(Task to complete)
Look through the material below for "upload". Copy every line that contains it.

*** Opening of The data ***

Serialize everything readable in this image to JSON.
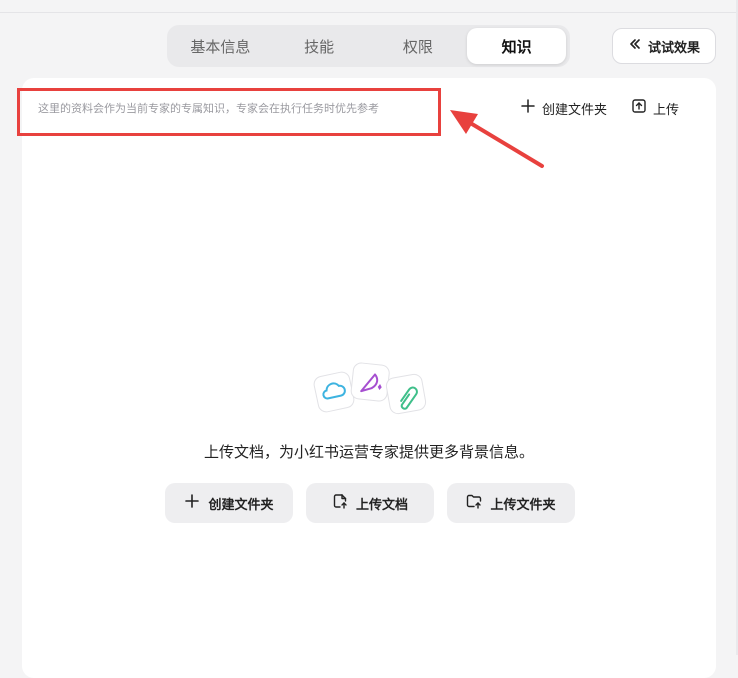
{
  "tabs": [
    {
      "label": "基本信息",
      "active": false
    },
    {
      "label": "技能",
      "active": false
    },
    {
      "label": "权限",
      "active": false
    },
    {
      "label": "知识",
      "active": true
    }
  ],
  "try_button": {
    "label": "试试效果",
    "icon": "double-chevron-left-icon"
  },
  "knowledge": {
    "hint": "这里的资料会作为当前专家的专属知识，专家会在执行任务时优先参考",
    "top_actions": {
      "create_folder": {
        "label": "创建文件夹",
        "icon": "plus-icon"
      },
      "upload": {
        "label": "上传",
        "icon": "upload-icon"
      }
    },
    "empty_state": {
      "message": "上传文档，为小红书运营专家提供更多背景信息。",
      "illustration_icons": [
        "cloud-icon",
        "feather-icon",
        "paperclip-icon"
      ],
      "buttons": [
        {
          "label": "创建文件夹",
          "icon": "plus-icon"
        },
        {
          "label": "上传文档",
          "icon": "file-upload-icon"
        },
        {
          "label": "上传文件夹",
          "icon": "folder-upload-icon"
        }
      ]
    }
  },
  "annotation": {
    "color": "#e8413e"
  }
}
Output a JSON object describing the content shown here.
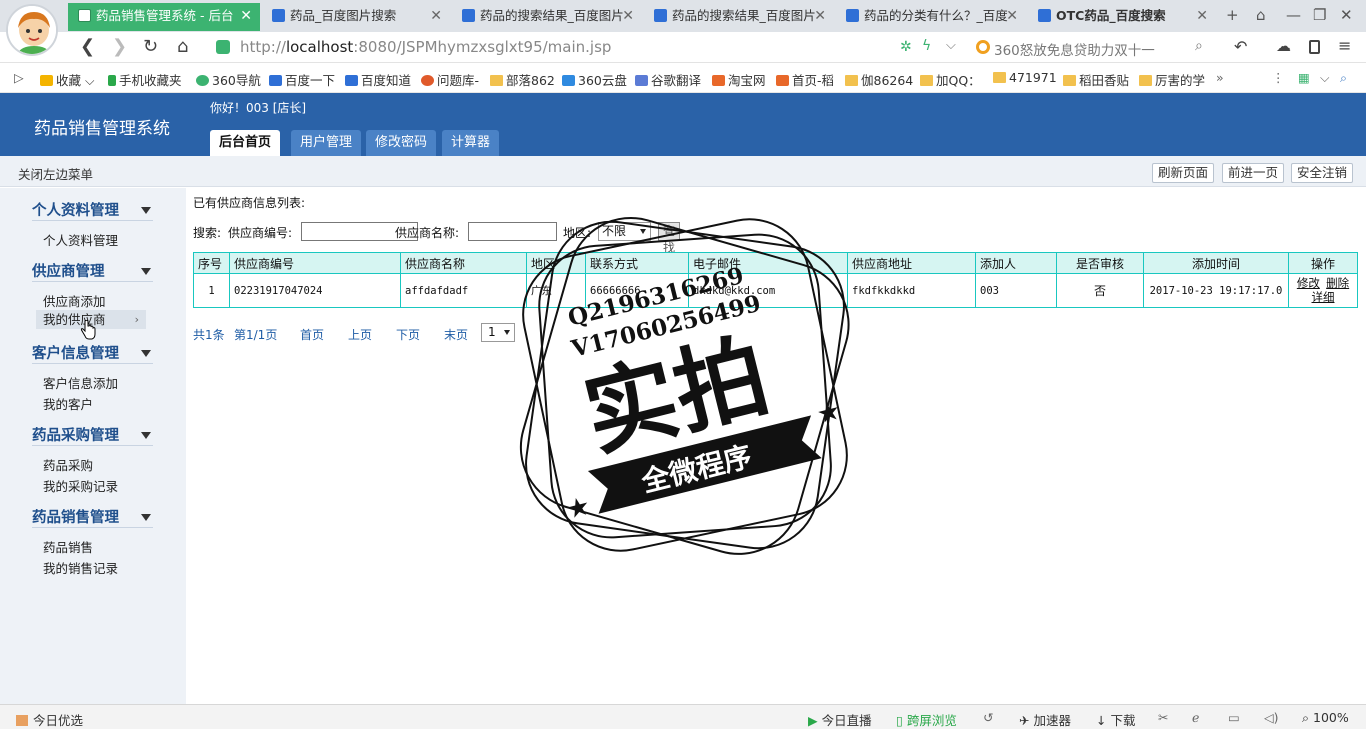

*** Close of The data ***

(Solution)
      "upload": {
        "icon": "upload-icon"
          "icon": "file-upload-icon"
          "icon": "folder-upload-icon"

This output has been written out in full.